These three have shared a common friendship that is challenged when Andy turns to a new kid, “ Shane” to teach him how to be a punk for an acting audition. The film “ The Breakfast club” by John Hughes is about five students from stereotype endure a saturday detention under a power- hungry principal. This group includes rebel John, princess Claire, outcast Allison, Brainy Brain, and Andrew, the jock. Each has a chance to tell their story, making the others see them a little differently. These characters are very similar, in terms of their family pressures, personality, and their relationships with other
“But there are also monsters in our communities, people who are willing to steal and to kill, people who disregard the rights of others” (Dean Myers 11). This is how he was seen when growing up as he would smoke weed and miss classes, when he had the huge talent of writing. That he disregarded the rights of others. Most of his books are inspired of his struggles growing up and his bad decision making. Dean Myers has crafted amazing books to show the overall theme that it doesn’t matter where you grow up, as long as you make good choices, you can aspire to do what you

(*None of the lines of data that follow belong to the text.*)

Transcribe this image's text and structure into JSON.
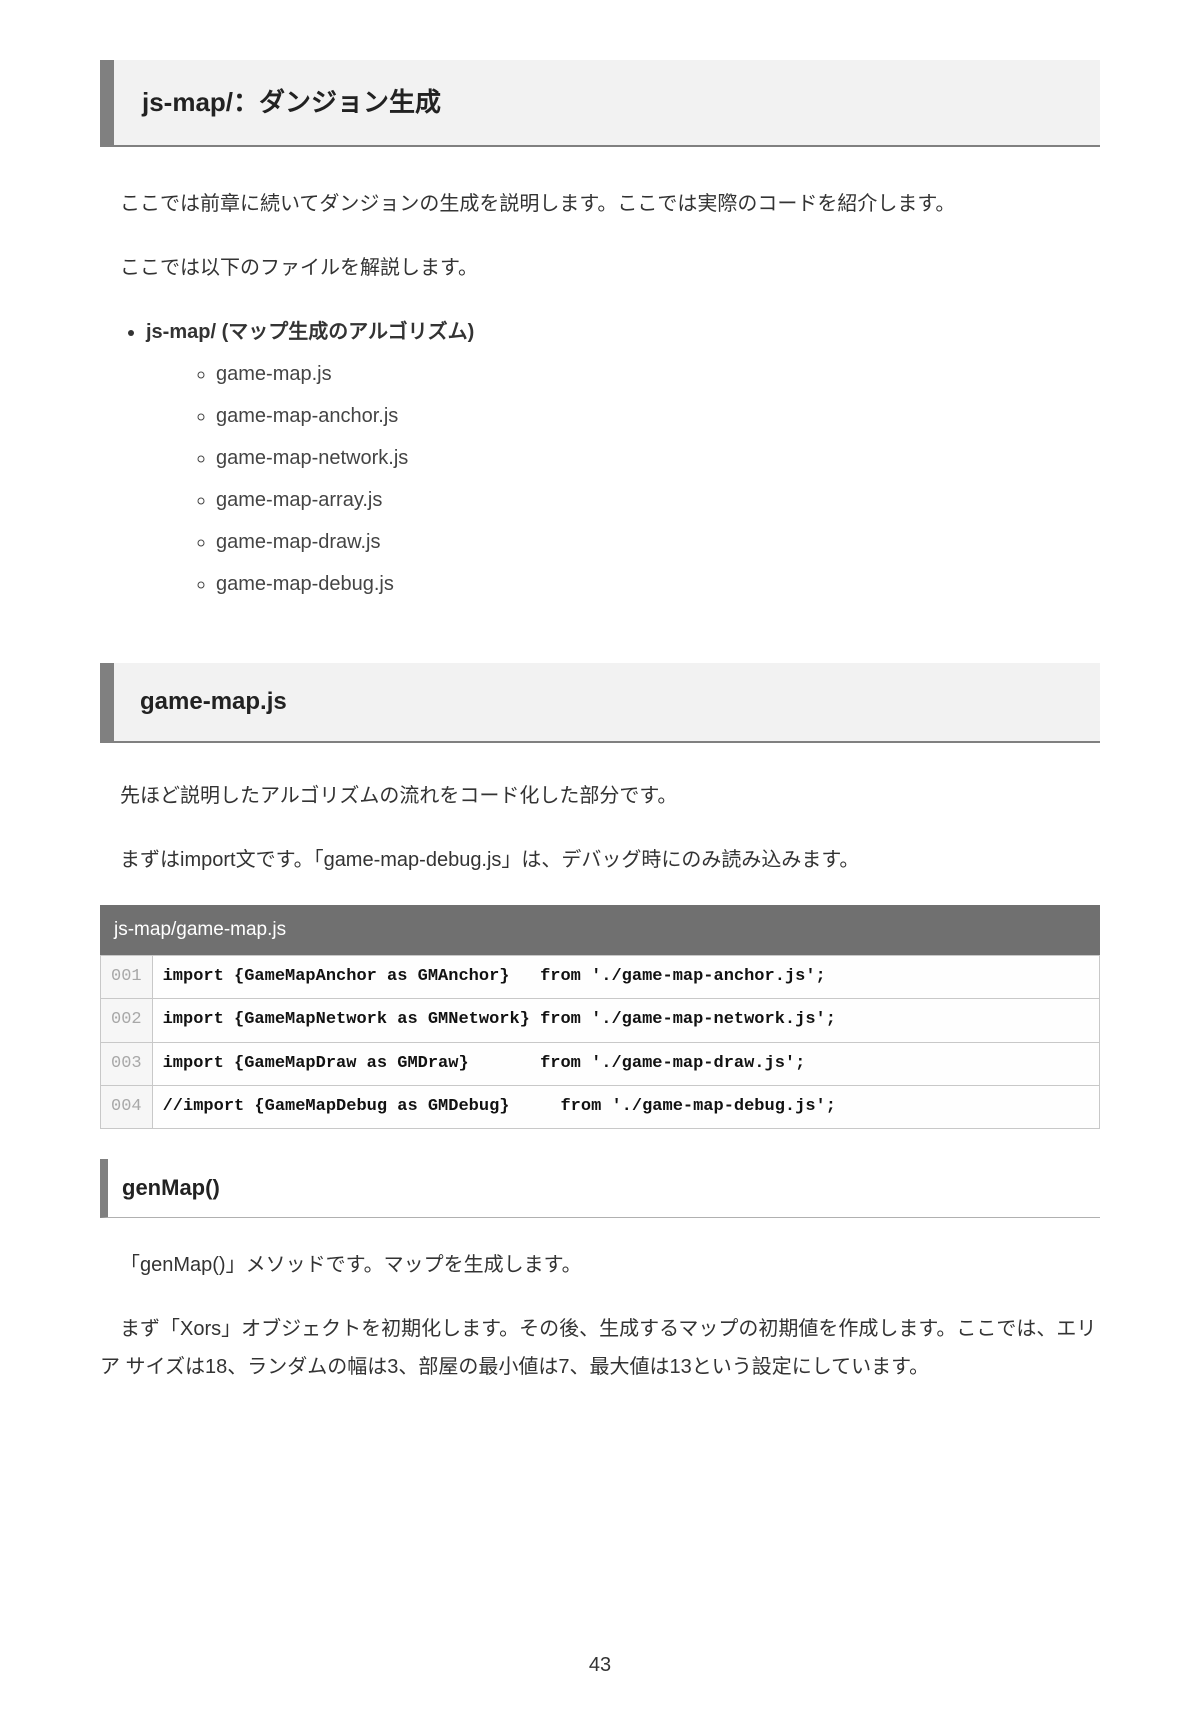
{
  "section1": {
    "title": "js-map/：ダンジョン生成",
    "p1": "ここでは前章に続いてダンジョンの生成を説明します。ここでは実際のコードを紹介します。",
    "p2": "ここでは以下のファイルを解説します。",
    "filesHeader": "js-map/ (マップ生成のアルゴリズム)",
    "files": [
      "game-map.js",
      "game-map-anchor.js",
      "game-map-network.js",
      "game-map-array.js",
      "game-map-draw.js",
      "game-map-debug.js"
    ]
  },
  "section2": {
    "title": "game-map.js",
    "p1": "先ほど説明したアルゴリズムの流れをコード化した部分です。",
    "p2": "まずはimport文です。「game-map-debug.js」は、デバッグ時にのみ読み込みます。",
    "codeFile": "js-map/game-map.js",
    "codeLines": [
      {
        "n": "001",
        "c": "import {GameMapAnchor as GMAnchor}   from './game-map-anchor.js';"
      },
      {
        "n": "002",
        "c": "import {GameMapNetwork as GMNetwork} from './game-map-network.js';"
      },
      {
        "n": "003",
        "c": "import {GameMapDraw as GMDraw}       from './game-map-draw.js';"
      },
      {
        "n": "004",
        "c": "//import {GameMapDebug as GMDebug}     from './game-map-debug.js';"
      }
    ]
  },
  "section3": {
    "title": "genMap()",
    "p1": "「genMap()」メソッドです。マップを生成します。",
    "p2": "まず「Xors」オブジェクトを初期化します。その後、生成するマップの初期値を作成します。ここでは、エリア サイズは18、ランダムの幅は3、部屋の最小値は7、最大値は13という設定にしています。"
  },
  "pageNumber": "43"
}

Teens can relate to the dystopian movie “The Maze Runner” because, in this movie the main characters are teens, so that can make this movie more appealing and relatable to them. Another reason is that they are trapped somewhere and they have to work together to find a way out, some teens could relate this to their lives because sometimes you are caught in difficult situations that forces you to work together with other to accomplish your goal and accomplish the situation, just like in “The Maze Runner”. Additionally, in this movie everyone takes care of everyone, and everyone does jobs so everyone can survive. So teens might relate to this because, some people are in groups or in the home lives or anything where they have to help others and do whatever it takes to make sure they're doing their part. Consequently, I think these are some ways that teens find this dystopian movie appealing and relatable to their modern day
In “ The Breakfast Club” five high school students have to go to a Saturday detention for eight hours. Each student is from a different social group, or clique. You have the “brain,” the “athlete,” the “basketcase,” the “princess,” and the “criminal.” Although they are not the same and come from different groups, we soon realize that they are it may not seem that way at first, but as time goes by in their dentition, they all begin to realize they really are not different after all and start to recognize traits they share with each other. The criminal. What defines a criminal is as simple as someone who committed a crime, but committing a crime does not exactly make you a criminal.
If you’ve ever seen The Breakfast Club, you’ll know that at the beginning of the movie each teen identified as and viewed each other as a different archetype: a brain, an athlete, a basket-case, a princess, and a criminal. But by the end of the film, they were able to understand and admit that they all share many of the characteristics associated with each other’s groups, and that they had all simplified each other to a stereotype. This is how I feel about archetypes, too—archetypes are easy and can fit one’s surface, but they are not realistic. Humans are dynamic beings and no person can fit into one static stereotype. Sometimes, our species may seem like the only thing we have in common with another person, but if you look beyond their exterior, you are guaranteed to be surprised.